Outbreaks of highly-pathogenic H5 influenza strains in Nigeria, Japan, India, Iran, and European nations. According to the World Organization for Animal Health (OIE), outbreaks of H5N1 influenza occurred in the north-central Nigerian states of Bauchi and Kano. Finland, France, and Romania have reported outbreaks of H5N8, which is linked to migratory birds from Russia, bringing to 13 the number of European nations affected. November outbreaks of H5N8 have also occurred in India and Iran. Japan has seen two outbreaks of an H5 strain, for which the N-type has not yet been identified. [CIRAP Flu Scan Nov. 29, CIDRAP H5N8 report]

Big Data for infectious disease surveillance and modelling, focus of The Journal of Infectious Diseases current issue. The current issue of The Journal of Infectious Diseases focuses on the utility of high-volume electronic data to improve disease surveillance, monitoring medical events, informing transmission models, and tracking patient sentiments and mobility. Individual papers cover a range of topics, including an online platform for describing antimicrobial resistance called “ResistanceOpen.”  Introducing the collection, the organizers state: “we are optimistic that the big-data revolution will vastly improve the granularity and timeliness of available epidemiological information, with hybrid systems augmenting rather than supplanting traditional surveillance systems, and better prospects for accurate infectious diseases models and forecasts.” [JID, JID abstract]

Insecticide-treated bed nets not effective everywhere. ITNs have contributed significantly to the massive decline in malaria in Kenya and elsewhere in Africa, where vectors bite primarily indoors starting in late evening. But places like Haiti, where malaria-transmitting mosquitoes bite outdoors and earlier in the evening, have also employed mass ITN campaigns. To determine whether ITNs prevent transmission under those conditions, researchers conducted a case-control study, published in The Lancet, of febrile illness patients throughout Haiti. They concluded that the nets provided little or no protection, even though the vectors were susceptible to the insecticide.  An accompanying comment made the point that malaria control demands more than a “one-size-fits-all solution.” ”[Lancet GH, Lancet GH Comment]
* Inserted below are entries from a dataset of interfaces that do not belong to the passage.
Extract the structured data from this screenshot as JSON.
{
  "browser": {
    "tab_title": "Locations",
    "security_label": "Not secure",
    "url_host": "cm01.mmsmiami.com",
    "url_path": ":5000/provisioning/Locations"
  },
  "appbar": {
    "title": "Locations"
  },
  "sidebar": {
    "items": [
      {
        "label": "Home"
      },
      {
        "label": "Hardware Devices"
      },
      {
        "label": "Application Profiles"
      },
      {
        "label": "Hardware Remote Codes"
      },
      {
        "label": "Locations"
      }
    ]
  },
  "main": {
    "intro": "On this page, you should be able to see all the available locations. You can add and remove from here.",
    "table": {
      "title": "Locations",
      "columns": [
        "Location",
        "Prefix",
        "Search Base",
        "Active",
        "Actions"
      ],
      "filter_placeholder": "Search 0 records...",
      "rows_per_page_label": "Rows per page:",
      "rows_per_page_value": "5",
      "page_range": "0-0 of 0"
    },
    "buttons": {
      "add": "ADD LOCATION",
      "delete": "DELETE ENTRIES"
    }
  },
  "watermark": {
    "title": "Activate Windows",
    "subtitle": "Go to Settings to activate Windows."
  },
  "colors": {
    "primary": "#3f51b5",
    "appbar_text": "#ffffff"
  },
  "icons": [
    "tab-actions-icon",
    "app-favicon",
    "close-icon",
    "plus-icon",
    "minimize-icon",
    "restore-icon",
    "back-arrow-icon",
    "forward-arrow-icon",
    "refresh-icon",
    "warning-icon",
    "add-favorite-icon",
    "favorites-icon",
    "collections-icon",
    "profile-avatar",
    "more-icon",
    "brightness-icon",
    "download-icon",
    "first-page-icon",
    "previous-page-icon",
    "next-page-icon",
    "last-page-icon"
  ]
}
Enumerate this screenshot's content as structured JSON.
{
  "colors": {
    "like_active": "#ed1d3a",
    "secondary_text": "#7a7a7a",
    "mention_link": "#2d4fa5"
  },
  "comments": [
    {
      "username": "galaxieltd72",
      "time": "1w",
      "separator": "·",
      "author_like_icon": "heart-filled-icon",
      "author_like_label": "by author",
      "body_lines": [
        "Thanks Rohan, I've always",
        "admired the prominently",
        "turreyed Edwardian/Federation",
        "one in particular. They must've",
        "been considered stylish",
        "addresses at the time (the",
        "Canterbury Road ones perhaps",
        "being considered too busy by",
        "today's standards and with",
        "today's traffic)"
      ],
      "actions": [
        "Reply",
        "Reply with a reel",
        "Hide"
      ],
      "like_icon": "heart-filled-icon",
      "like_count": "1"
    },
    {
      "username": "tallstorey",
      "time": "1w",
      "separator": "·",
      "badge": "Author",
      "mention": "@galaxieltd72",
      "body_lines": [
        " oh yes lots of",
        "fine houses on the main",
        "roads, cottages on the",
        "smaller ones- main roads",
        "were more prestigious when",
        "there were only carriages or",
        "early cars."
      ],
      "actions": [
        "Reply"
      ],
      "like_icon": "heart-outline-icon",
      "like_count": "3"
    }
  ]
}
Antibiotic resistant bacteria identified in Beijing smog. A study published in Microbiome reports on 864 samples of DNA from humans, animals, and different environments worldwide, indicating the presence of resistant bacteria in the smog of Beijing. According to researcher Joakim Larsson, the study does not indicate whether the bacteria were alive in the air and says very little, if anything, about risks of acquiring an infection from breathing the polluted air. He writes, “We studied only a small number of air samples, so to generalize, we need to examine the air from more places. But the air samples we did analyze showed a wide mix of different resistance genes. Of particular concern is that we found a series of genes that provide resistance to carbapenems, a group of last resort antibiotics...” [New York Times, U of Gothenberg, Microbiome]

Education key to managing antimicrobial resistance. Professor Dilip Nathwani, OBE, writes in the Huffington Post UK, of the usefulness of educational tools like massive open online courses (MOOCs) in widespread education for antimicrobial stewardship. The British Society for Antimicrobial Chemotherapy and the University of Dundee MOOC, “Antimicrobial Stewardship: Managing Antibiotic Resistance“ covers antibiotic prescribing within all health economies internationally. “The MOOC has provided a valuable beginning for extending education on antimicrobial stewardship and the broader agenda of prevention, diagnosis and treatment of infectious disease.” [Huffington Post UK. Antibiotic Stewardship MOOC]


Image via Kentaro IEMOTO (CC BY-SA 2.0)